Religious Education Heads to High Court

Human Rights Lawyer Claims Bill of Rights Breach

complaint about the unfair treatment of a 9-year-old girl whose family opted her out of a Bible in Schools programme has escalated into a High Court battle that could see religious education removed from public schools. The Churches Education Commission, which provides bible courses to 660 New Zealand schools, will head to the High Court to fight for the continuation of these courses.

The McClintock family chose for their daughter to not take Red Beach School’s optional religious studies class and were dissatisfied with how she was treated. The family said their daughter, Violet McClintock, was made to sit in the corner of her classroom and read a book alone. Represented by Auckland-based human rights lawyer, Richard Francois, the McClintocks have taken legal action.

Francois argues that Violet’s treatment, and the treatment of other students who opt out of similar programmes is discriminatory. Francois claims that Section 78 of the Education Act, which allows schools to halt regularly scheduled classes for up to an hour every week for religious instruction, breaches the Bill of Rights. Francois is going to make a full legal bid to have it repealed later this year.

The Churches Education Commission (CEU), the largest provider of Bible in Schools programmes in the country, is attempting to secure a place in the debate to argue for the benefits of the programme. 

“We’ve got 657 programmes, 65,000 kids. This could have a huge effect on what we do. We’d like to be part of any debate deciding what happens in the future,” a representative of the commission said. The commission could not divulge any further details before the hearing.

While Francois and the McClintock family argue that religious education takes time away from core studies, the CEU believes that taking the programme has many benefits and doesn’t discriminate against non-Christian pupils.

“There are a few main reasons that people choose to have it. One of these is heritage, lots of non-Christians choose to attend to honour their heritage, or have Christian relatives. Schools find it useful to help children understand our society,” said the CEU. “It helps kids relate to each other. It reinforces values the Ministry of Education has set out, and can help academic performance in other areas.”
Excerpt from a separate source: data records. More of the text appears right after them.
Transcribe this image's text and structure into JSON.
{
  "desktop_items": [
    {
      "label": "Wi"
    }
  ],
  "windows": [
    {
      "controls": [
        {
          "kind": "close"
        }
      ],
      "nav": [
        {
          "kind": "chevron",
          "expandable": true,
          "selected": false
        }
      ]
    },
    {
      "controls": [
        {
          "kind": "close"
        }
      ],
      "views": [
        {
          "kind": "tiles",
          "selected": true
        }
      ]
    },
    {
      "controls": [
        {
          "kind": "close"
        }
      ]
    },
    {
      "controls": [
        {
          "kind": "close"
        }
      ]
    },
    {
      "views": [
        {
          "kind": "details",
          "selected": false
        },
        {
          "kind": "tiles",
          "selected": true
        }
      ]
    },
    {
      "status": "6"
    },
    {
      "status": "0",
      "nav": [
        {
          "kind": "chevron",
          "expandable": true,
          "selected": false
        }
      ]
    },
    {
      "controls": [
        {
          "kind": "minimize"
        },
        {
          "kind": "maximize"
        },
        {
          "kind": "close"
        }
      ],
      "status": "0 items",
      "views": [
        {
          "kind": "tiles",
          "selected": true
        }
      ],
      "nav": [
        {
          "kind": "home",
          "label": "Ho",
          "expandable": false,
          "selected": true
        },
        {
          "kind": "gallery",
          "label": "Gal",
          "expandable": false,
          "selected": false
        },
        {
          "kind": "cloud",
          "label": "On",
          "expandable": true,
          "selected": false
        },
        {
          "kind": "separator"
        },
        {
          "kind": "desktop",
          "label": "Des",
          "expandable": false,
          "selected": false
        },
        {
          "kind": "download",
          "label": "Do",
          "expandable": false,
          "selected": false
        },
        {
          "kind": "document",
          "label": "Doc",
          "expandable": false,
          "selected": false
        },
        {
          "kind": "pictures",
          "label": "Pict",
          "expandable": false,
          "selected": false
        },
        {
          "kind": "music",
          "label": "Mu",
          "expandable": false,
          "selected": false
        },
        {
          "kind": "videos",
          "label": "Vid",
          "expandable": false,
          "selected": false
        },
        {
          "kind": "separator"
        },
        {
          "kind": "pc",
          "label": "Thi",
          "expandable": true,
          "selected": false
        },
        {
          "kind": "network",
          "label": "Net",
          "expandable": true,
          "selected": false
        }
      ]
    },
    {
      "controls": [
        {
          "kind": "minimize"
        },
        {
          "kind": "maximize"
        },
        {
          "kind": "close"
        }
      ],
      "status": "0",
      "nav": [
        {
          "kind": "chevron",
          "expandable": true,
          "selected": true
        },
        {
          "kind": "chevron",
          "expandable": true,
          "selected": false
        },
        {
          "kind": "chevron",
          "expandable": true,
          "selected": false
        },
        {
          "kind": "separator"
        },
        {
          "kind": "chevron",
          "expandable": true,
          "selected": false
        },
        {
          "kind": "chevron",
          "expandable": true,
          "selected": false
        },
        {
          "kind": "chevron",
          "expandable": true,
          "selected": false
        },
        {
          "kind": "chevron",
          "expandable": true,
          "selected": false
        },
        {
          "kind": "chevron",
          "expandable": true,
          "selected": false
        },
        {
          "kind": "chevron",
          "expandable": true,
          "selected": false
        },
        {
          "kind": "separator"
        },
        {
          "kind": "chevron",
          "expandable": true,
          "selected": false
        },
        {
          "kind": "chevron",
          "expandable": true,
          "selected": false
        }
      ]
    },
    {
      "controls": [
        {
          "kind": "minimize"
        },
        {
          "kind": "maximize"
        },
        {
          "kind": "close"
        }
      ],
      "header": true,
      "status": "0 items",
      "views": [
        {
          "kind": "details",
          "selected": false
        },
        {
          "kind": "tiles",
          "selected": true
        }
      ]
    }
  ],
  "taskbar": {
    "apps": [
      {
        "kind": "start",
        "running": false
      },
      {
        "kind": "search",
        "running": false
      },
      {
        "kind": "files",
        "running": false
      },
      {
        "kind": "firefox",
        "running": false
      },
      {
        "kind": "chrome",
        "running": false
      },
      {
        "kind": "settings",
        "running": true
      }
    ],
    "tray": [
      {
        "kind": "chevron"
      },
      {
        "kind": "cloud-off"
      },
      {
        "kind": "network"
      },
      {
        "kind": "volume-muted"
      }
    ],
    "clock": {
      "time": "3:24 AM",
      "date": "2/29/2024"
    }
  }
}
The commission argues that acknowledging the spiritual elements at school is highly important for children from all backgrounds.  

This article first appeared in Issue 13, 2015.
Posted 10:59am Sunday 24th May 2015 by Amber Allott.